5. IoT in transportation
IoT for transportation is the networking of objects via embedded sensors, actuators and other devices that gather and transmit data about real-world activities. The use of IoT enabled technology is changing the way that the transportation sector operates.
IoT in Transportation is already a big business. Allied Market Research reported that the market was valued at $135 billion USD in 2016 and was expected to grow to $328 billion USD by 2023.
IoT devices are deployed in a number of areas within the transportation sector, notably in traffic congestion systems, telematics systems within vehicles, tools and ticketing, and security to name but a few.
We wish to take a closer look at some of the areas within the transportation sector that are utilising IoT to transform how transportation systems gather and make use of data.
6. IoT and smart cities
The “smart city” concept has been growing in popularity over recent years, with IoT technology used to monitor traffic on road networks, use of public transport, footfall around pedestrian areas and usage of civic amenities such as recycling centres and rubbish collection.
Smart cities not only focus on making life comfortable for people.

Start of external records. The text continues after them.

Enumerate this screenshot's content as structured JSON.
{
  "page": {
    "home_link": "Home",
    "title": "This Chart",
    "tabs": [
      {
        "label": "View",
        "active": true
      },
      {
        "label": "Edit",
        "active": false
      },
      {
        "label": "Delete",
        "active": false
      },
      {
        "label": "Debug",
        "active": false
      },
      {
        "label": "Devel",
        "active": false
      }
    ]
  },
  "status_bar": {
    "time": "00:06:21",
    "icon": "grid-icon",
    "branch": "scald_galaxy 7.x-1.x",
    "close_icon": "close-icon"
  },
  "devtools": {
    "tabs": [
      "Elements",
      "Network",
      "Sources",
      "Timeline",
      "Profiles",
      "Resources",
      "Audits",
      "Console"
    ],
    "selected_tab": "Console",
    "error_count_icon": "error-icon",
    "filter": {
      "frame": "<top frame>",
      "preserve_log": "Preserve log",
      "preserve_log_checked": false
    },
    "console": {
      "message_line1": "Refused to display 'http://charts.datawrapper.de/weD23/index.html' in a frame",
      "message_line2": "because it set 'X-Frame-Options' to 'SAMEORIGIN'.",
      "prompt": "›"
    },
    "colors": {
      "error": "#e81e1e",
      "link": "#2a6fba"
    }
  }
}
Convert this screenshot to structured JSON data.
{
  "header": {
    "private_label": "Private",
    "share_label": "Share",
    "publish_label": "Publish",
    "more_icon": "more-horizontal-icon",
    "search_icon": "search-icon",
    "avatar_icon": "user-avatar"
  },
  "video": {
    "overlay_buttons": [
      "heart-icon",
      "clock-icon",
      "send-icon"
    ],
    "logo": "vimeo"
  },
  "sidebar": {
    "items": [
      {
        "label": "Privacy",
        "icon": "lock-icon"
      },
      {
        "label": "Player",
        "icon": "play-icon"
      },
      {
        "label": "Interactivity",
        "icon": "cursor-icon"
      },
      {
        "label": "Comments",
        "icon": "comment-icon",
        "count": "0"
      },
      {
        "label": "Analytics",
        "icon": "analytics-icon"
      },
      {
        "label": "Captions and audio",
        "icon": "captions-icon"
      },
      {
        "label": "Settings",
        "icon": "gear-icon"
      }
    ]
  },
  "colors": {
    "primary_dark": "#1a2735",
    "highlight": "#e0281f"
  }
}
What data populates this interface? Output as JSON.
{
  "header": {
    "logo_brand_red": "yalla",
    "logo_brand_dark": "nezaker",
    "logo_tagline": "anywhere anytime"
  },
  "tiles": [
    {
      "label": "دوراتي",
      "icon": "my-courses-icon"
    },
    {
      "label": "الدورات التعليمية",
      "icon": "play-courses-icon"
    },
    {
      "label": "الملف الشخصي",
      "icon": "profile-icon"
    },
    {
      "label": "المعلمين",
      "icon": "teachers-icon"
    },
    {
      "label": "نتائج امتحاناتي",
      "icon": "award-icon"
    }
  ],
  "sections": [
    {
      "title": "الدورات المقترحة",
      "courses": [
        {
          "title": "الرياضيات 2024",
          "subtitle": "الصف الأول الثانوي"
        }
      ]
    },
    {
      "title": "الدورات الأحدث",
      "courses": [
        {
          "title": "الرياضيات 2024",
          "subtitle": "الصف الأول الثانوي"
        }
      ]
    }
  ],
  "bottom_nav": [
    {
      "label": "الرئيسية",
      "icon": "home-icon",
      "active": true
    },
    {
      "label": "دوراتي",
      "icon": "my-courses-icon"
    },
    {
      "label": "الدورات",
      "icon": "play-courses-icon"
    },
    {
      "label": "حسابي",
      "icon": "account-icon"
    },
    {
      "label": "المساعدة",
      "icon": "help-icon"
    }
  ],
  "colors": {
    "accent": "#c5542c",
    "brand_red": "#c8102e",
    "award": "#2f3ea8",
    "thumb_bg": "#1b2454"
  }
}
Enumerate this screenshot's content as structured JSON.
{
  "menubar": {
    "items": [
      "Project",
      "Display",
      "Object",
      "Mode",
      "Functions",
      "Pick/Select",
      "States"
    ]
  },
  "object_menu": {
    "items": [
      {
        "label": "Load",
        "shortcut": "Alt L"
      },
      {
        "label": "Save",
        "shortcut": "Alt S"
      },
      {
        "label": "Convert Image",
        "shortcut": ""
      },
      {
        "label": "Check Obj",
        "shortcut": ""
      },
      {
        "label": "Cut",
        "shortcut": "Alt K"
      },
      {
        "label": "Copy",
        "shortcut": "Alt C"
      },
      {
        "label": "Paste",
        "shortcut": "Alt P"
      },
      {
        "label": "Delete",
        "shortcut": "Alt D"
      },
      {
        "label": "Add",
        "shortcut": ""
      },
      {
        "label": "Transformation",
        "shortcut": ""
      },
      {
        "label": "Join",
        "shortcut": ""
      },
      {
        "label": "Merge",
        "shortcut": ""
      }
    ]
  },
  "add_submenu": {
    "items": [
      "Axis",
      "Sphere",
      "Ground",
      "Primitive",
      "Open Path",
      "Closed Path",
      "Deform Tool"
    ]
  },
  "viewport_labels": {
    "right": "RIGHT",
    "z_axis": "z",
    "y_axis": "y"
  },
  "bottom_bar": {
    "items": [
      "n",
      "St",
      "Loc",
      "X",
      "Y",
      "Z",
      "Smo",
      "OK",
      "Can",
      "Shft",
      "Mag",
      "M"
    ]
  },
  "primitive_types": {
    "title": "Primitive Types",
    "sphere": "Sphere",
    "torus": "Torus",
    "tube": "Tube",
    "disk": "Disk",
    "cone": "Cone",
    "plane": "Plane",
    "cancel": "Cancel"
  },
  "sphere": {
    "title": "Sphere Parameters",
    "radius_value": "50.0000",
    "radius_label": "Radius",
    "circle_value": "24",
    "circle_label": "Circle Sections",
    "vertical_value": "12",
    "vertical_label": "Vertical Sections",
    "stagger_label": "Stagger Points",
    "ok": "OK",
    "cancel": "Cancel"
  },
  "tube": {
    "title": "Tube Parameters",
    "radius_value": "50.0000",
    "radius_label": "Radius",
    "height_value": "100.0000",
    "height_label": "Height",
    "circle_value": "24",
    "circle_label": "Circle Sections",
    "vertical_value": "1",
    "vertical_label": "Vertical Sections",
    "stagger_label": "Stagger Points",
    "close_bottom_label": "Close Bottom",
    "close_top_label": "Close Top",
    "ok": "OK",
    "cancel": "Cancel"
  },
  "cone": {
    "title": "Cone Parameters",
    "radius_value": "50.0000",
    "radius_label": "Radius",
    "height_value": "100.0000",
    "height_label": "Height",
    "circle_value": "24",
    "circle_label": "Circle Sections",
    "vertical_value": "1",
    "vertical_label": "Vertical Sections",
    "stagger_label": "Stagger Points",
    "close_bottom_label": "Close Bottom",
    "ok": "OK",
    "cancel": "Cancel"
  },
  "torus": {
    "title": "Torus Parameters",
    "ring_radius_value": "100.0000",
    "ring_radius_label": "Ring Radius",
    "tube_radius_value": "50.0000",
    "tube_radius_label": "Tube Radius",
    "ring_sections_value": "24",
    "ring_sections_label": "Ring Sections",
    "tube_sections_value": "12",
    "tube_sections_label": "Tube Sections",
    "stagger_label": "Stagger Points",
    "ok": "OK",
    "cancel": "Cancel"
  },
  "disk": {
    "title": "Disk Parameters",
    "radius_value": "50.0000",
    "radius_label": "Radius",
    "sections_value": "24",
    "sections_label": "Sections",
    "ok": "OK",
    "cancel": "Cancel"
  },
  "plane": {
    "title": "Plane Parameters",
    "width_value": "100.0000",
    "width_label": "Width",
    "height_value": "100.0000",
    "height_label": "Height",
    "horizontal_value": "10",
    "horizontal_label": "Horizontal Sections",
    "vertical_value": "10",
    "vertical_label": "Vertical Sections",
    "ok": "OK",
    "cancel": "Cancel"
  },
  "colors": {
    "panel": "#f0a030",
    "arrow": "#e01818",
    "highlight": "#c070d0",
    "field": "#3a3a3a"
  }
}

These cities improve the social, environmental, and financial aspects of urban living. And as city populations grow, smart cities will become a key ingredient in improving sustainability and quality of living.
The COVID-19 pandemic has also accelerated the timeframe for the development of smart cities. With safety concerns around public transport, city-centre offices, and recreational facilities such as leisure centres and parks, IoT technology will allow authorities and businesses to better understand patterns of usage as well as more efficiently plan safety measures and emergency response strategies.
7. IoT in smart homes
IoT applications within smart home devices enable homeowners to adjust or even automate the lighting, heating and cooling systems at their homes, based on usage patterns and energy prices.
Temperature and light fluctuations mean that smart homes can adjust the thermostat, air conditioning, or switch lights on and off depending on the time of day.
On top of this, smart homes are also leveraging IoT technology for entertainment, through smart assistants, connected TVs, and smartphones.
The global pandemic with its governmental lockdowns has also seen an increase in personal IoT devices as a form of wellbeing and entertainment, as visits to typical retail places like malls and entertainment venues, have reduced.
The growth in IoT technologies is providing many exciting opportunities, both for businesses and consumers. With developers placing a much greater emphasis on security, we are now starting to see increasing levels on trust in IoT applications which is fuelling the growth.